St Andrew's Church spire is copper clad. In the late 1960s the corrosion of the copper had become so bad in the lower three quarters of the spire that it had to be replaced. An appeal was raised with the usual barometer-style appeal progress indicator clearly visible to passers by on Upminster Road. Eventually, in the early 1970s the cladding was replaced and the new copper panels correctly treated with patenation oil to preserve the copper as it oxidized. Hence it went dull black. However, as the top portion was unchanged, the church has always been spoiled by the odd appearance of old and new copper cladding. In the early 21st century the patena has started to bloom, and finally the spire is transforming into the once uniform malachite green colour of aged copper. For the scientifically minded, copper has two oxides; Copper I Oxide, which is black; and Copper II Oxide, which is green. Whilat the oil application certainly will lengthen the life of the spire, it was a most unfortunate inclusion in the repair specification as the two tone spire tended to blight the spire of the Hornchurch icon.
During World War I and World War II nearby Hornchurch Airfield was an important RAF station; is was known as RAF Suttons Farm during WWI, with its HQ as far away as Upminster Hall. During WWII, the airfield was known as RAF Hornchurch, and was home mostly to a number of Spitfire squadrons, with an advanced sub-station at Rayleigh. The land has since been reused for a large housing development and Hornchurch Country Park.
Like most suburbs of London, Hornchurch had been entirely rural until the arrival of the railway which spurred huge property development during the early 1900s. Whole estates were constructed such as Emerson Park to the north. Development was fuelled further by the arrival of the electrified District Line during the 1930s with inter and post war housing developments south and west of Hornchurch in places such as Elm Park. Hornchurch Urban District was formed in 1926 from part of Romford Rural District. In 1934 it was enlarged to include Upminster, Cranham, and North Ockendon although none are today considered part of Hornchurch.
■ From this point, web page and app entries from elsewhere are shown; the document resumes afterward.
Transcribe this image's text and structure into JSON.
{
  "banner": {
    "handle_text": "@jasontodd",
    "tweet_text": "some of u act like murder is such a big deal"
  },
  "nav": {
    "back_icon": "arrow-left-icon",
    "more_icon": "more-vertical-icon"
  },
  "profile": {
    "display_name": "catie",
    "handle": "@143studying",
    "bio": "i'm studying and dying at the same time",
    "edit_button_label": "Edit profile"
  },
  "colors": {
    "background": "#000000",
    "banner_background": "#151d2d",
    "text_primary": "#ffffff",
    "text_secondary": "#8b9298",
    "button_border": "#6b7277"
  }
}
The council offices were located at Langtons until 1965 when the present-day London Borough of Havering was formed. A.F.C. Hornchurch are the local football team, formed to replace Hornchurch F.C. with Havering Hockey Club (formerly Hornchurch Hockey Club) accommodating the field hockey fixtures from their Harrow Lodge Park base.
Hornchurch is identified in the London Plan as a "district centre", with few well known High Street names other than banks and a supermarket, with some small independent or specialist businesses and a growing number of restaurants and bars. The town centre competes mostly with nearby Romford and the out-of-town shopping centres of Lakeside and Bluewater.
There are no stations in central Hornchurch, however four stations are located within the town; Upminster Bridge tube station is located just within its eastern boundary, Hornchurch tube station is located about a half-mile south of the high street, Elm Park tube station is about a mile and a half to the south west and Emerson Park railway station is located about a half-mile to the north. The nearest main line railway station is at Upminster.
Football: Fortune Sides with Rovers; Unlucky Urchins Left Empty-Handed TRANMERE ......1 (Jones, 25) HORNCHURCH .... 0
Dec 08, 2003; Byline: NICK HILTON TRANMERE ROVERS scrambled fortuitously into the third round of the FA Cup on an afternoon in Essex that...